**Problem:** Once you find a line containing the word "this" in the entries below, copy it.

**Data records for software interfaces:**
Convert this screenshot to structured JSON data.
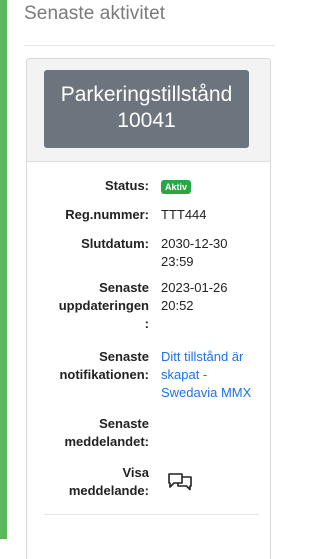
{
  "section": {
    "heading": "Senaste aktivitet"
  },
  "permit": {
    "title_line1": "Parkeringstillstånd",
    "title_line2": "10041"
  },
  "details": {
    "status_label": "Status:",
    "status_value": "Aktiv",
    "reg_label": "Reg.nummer:",
    "reg_value": "TTT444",
    "end_label": "Slutdatum:",
    "end_date": "2030-12-30",
    "end_time": "23:59",
    "updated_label_1": "Senaste",
    "updated_label_2": "uppdateringen",
    "updated_label_3": ":",
    "updated_date": "2023-01-26",
    "updated_time": "20:52",
    "notif_label_1": "Senaste",
    "notif_label_2": "notifikationen:",
    "notif_link_1": "Ditt tillstånd är",
    "notif_link_2": "skapat -",
    "notif_link_3": "Swedavia MMX",
    "message_label_1": "Senaste",
    "message_label_2": "meddelandet:",
    "show_label_1": "Visa",
    "show_label_2": "meddelande:"
  },
  "colors": {
    "accent_bar": "#5cb85c",
    "title_box": "#6c757d",
    "badge_active": "#28a745",
    "link": "#1a73e8"
  },
  "icons": {
    "show_message": "message-bubbles-icon"
  }
}
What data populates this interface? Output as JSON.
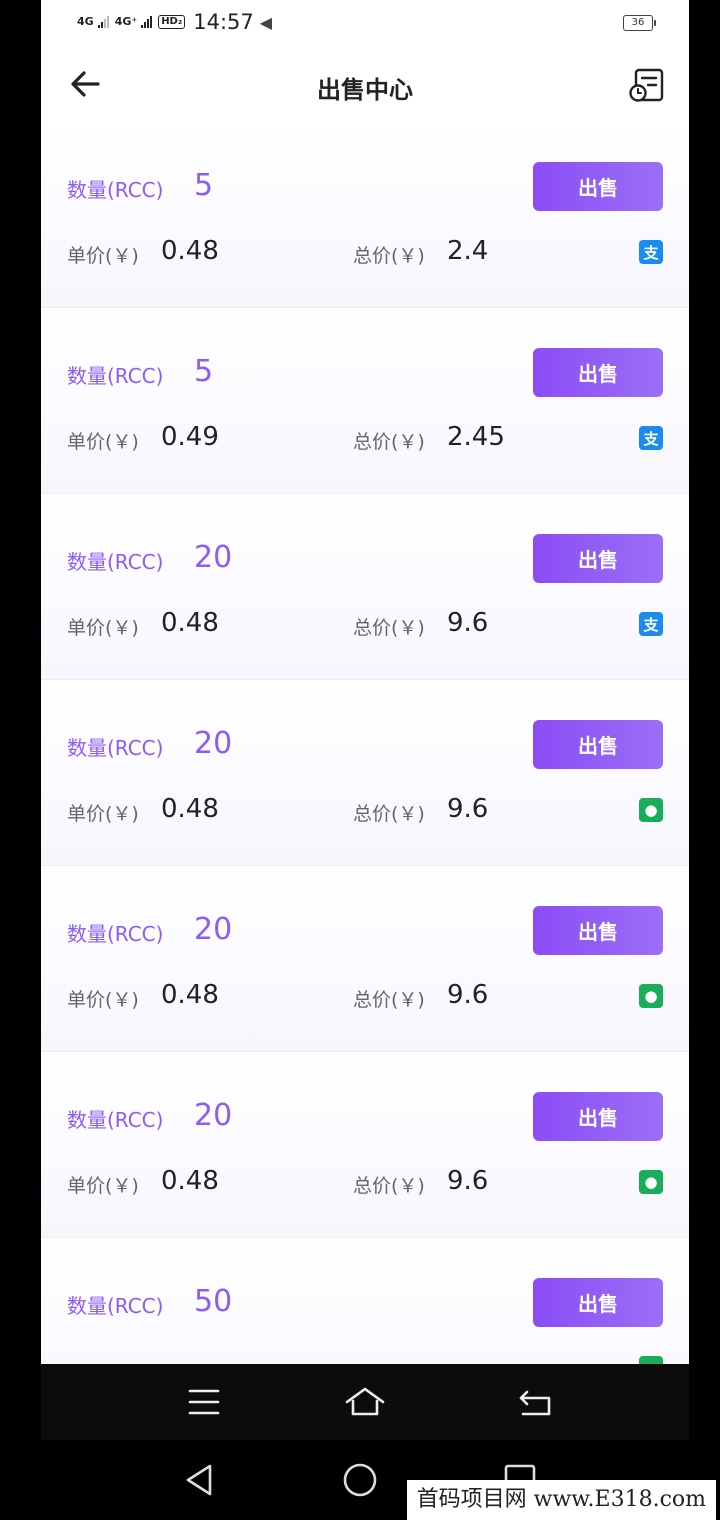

**Exercise response:**
Convert this screenshot to structured JSON data.
What data populates this interface? Output as JSON.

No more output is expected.